Top of MATERIAL TO PROCESS

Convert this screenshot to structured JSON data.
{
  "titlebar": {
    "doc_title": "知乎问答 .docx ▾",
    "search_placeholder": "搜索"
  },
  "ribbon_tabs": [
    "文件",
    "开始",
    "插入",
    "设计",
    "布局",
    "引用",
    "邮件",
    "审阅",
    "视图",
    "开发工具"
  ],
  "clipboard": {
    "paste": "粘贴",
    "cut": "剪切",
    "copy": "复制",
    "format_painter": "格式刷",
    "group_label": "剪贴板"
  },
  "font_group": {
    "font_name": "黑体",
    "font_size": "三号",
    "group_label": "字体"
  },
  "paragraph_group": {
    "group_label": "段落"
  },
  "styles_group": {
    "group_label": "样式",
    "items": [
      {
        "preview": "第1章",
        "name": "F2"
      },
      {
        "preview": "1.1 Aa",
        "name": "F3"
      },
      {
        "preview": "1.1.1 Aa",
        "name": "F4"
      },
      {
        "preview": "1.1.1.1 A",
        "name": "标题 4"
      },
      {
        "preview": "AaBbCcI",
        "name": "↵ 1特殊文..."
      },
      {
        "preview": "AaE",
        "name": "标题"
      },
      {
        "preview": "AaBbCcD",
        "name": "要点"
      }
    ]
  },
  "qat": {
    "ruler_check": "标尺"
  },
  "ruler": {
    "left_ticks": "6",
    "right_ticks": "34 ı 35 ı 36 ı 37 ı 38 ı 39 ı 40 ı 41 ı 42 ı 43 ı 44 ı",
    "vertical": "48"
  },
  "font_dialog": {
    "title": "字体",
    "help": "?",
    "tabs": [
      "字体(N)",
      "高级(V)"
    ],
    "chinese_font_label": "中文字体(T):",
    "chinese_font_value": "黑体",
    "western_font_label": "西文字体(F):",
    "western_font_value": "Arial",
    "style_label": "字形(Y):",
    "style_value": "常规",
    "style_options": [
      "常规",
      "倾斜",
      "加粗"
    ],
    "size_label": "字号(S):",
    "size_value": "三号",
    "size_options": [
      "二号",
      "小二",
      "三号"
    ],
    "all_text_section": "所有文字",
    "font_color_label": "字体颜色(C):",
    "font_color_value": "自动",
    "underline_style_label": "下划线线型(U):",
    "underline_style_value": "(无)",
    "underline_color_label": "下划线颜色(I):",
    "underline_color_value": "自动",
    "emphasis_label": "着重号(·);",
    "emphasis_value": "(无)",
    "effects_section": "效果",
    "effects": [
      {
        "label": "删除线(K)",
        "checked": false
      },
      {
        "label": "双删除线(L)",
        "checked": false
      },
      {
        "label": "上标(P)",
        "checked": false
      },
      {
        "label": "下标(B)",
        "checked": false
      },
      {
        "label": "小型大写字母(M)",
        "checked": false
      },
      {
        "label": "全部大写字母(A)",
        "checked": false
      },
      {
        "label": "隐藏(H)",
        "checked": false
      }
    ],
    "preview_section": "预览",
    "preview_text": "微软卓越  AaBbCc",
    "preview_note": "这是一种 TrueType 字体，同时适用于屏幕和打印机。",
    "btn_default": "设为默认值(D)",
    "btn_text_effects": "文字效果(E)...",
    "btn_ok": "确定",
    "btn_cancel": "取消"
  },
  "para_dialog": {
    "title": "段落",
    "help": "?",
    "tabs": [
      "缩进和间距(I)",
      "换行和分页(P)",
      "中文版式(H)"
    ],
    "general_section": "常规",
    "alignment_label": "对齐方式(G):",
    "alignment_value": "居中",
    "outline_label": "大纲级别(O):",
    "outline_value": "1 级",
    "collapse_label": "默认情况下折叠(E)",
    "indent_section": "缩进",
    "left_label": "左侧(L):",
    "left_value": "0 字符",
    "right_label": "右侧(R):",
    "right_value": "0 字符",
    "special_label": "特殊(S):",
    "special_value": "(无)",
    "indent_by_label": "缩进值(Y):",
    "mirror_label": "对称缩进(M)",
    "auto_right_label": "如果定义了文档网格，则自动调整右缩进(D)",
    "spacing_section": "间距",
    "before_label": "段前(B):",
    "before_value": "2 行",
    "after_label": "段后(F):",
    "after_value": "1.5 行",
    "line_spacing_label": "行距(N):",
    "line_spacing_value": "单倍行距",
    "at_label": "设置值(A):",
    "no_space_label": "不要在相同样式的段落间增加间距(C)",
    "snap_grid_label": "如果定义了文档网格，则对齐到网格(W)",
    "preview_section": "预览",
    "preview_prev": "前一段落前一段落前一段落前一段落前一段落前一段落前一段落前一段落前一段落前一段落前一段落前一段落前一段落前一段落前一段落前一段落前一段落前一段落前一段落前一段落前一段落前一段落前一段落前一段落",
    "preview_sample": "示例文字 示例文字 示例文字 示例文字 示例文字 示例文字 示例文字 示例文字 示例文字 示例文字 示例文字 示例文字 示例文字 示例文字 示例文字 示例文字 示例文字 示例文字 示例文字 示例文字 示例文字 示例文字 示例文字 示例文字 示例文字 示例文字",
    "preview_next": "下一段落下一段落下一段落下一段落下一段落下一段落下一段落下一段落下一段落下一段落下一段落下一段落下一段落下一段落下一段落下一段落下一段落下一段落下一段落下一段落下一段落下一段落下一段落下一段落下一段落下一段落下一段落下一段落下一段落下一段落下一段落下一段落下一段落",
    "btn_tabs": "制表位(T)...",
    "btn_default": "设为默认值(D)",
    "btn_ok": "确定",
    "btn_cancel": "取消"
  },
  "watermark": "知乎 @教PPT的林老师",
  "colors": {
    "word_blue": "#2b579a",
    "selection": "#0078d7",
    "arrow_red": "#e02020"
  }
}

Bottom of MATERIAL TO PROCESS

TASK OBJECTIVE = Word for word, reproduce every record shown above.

RESULT OF THE TASK =
Convert this screenshot to structured JSON data.
{
  "titlebar": {
    "doc_title": "知乎问答 .docx ▾",
    "search_placeholder": "搜索"
  },
  "ribbon_tabs": [
    "文件",
    "开始",
    "插入",
    "设计",
    "布局",
    "引用",
    "邮件",
    "审阅",
    "视图",
    "开发工具"
  ],
  "clipboard": {
    "paste": "粘贴",
    "cut": "剪切",
    "copy": "复制",
    "format_painter": "格式刷",
    "group_label": "剪贴板"
  },
  "font_group": {
    "font_name": "黑体",
    "font_size": "三号",
    "group_label": "字体"
  },
  "paragraph_group": {
    "group_label": "段落"
  },
  "styles_group": {
    "group_label": "样式",
    "items": [
      {
        "preview": "第1章",
        "name": "F2"
      },
      {
        "preview": "1.1 Aa",
        "name": "F3"
      },
      {
        "preview": "1.1.1 Aa",
        "name": "F4"
      },
      {
        "preview": "1.1.1.1 A",
        "name": "标题 4"
      },
      {
        "preview": "AaBbCcI",
        "name": "↵ 1特殊文..."
      },
      {
        "preview": "AaE",
        "name": "标题"
      },
      {
        "preview": "AaBbCcD",
        "name": "要点"
      }
    ]
  },
  "qat": {
    "ruler_check": "标尺"
  },
  "ruler": {
    "left_ticks": "6",
    "right_ticks": "34 ı 35 ı 36 ı 37 ı 38 ı 39 ı 40 ı 41 ı 42 ı 43 ı 44 ı",
    "vertical": "48"
  },
  "font_dialog": {
    "title": "字体",
    "help": "?",
    "tabs": [
      "字体(N)",
      "高级(V)"
    ],
    "chinese_font_label": "中文字体(T):",
    "chinese_font_value": "黑体",
    "western_font_label": "西文字体(F):",
    "western_font_value": "Arial",
    "style_label": "字形(Y):",
    "style_value": "常规",
    "style_options": [
      "常规",
      "倾斜",
      "加粗"
    ],
    "size_label": "字号(S):",
    "size_value": "三号",
    "size_options": [
      "二号",
      "小二",
      "三号"
    ],
    "all_text_section": "所有文字",
    "font_color_label": "字体颜色(C):",
    "font_color_value": "自动",
    "underline_style_label": "下划线线型(U):",
    "underline_style_value": "(无)",
    "underline_color_label": "下划线颜色(I):",
    "underline_color_value": "自动",
    "emphasis_label": "着重号(·);",
    "emphasis_value": "(无)",
    "effects_section": "效果",
    "effects": [
      {
        "label": "删除线(K)",
        "checked": false
      },
      {
        "label": "双删除线(L)",
        "checked": false
      },
      {
        "label": "上标(P)",
        "checked": false
      },
      {
        "label": "下标(B)",
        "checked": false
      },
      {
        "label": "小型大写字母(M)",
        "checked": false
      },
      {
        "label": "全部大写字母(A)",
        "checked": false
      },
      {
        "label": "隐藏(H)",
        "checked": false
      }
    ],
    "preview_section": "预览",
    "preview_text": "微软卓越  AaBbCc",
    "preview_note": "这是一种 TrueType 字体，同时适用于屏幕和打印机。",
    "btn_default": "设为默认值(D)",
    "btn_text_effects": "文字效果(E)...",
    "btn_ok": "确定",
    "btn_cancel": "取消"
  },
  "para_dialog": {
    "title": "段落",
    "help": "?",
    "tabs": [
      "缩进和间距(I)",
      "换行和分页(P)",
      "中文版式(H)"
    ],
    "general_section": "常规",
    "alignment_label": "对齐方式(G):",
    "alignment_value": "居中",
    "outline_label": "大纲级别(O):",
    "outline_value": "1 级",
    "collapse_label": "默认情况下折叠(E)",
    "indent_section": "缩进",
    "left_label": "左侧(L):",
    "left_value": "0 字符",
    "right_label": "右侧(R):",
    "right_value": "0 字符",
    "special_label": "特殊(S):",
    "special_value": "(无)",
    "indent_by_label": "缩进值(Y):",
    "mirror_label": "对称缩进(M)",
    "auto_right_label": "如果定义了文档网格，则自动调整右缩进(D)",
    "spacing_section": "间距",
    "before_label": "段前(B):",
    "before_value": "2 行",
    "after_label": "段后(F):",
    "after_value": "1.5 行",
    "line_spacing_label": "行距(N):",
    "line_spacing_value": "单倍行距",
    "at_label": "设置值(A):",
    "no_space_label": "不要在相同样式的段落间增加间距(C)",
    "snap_grid_label": "如果定义了文档网格，则对齐到网格(W)",
    "preview_section": "预览",
    "preview_prev": "前一段落前一段落前一段落前一段落前一段落前一段落前一段落前一段落前一段落前一段落前一段落前一段落前一段落前一段落前一段落前一段落前一段落前一段落前一段落前一段落前一段落前一段落前一段落前一段落",
    "preview_sample": "示例文字 示例文字 示例文字 示例文字 示例文字 示例文字 示例文字 示例文字 示例文字 示例文字 示例文字 示例文字 示例文字 示例文字 示例文字 示例文字 示例文字 示例文字 示例文字 示例文字 示例文字 示例文字 示例文字 示例文字 示例文字 示例文字",
    "preview_next": "下一段落下一段落下一段落下一段落下一段落下一段落下一段落下一段落下一段落下一段落下一段落下一段落下一段落下一段落下一段落下一段落下一段落下一段落下一段落下一段落下一段落下一段落下一段落下一段落下一段落下一段落下一段落下一段落下一段落下一段落下一段落下一段落下一段落",
    "btn_tabs": "制表位(T)...",
    "btn_default": "设为默认值(D)",
    "btn_ok": "确定",
    "btn_cancel": "取消"
  },
  "watermark": "知乎 @教PPT的林老师",
  "colors": {
    "word_blue": "#2b579a",
    "selection": "#0078d7",
    "arrow_red": "#e02020"
  }
}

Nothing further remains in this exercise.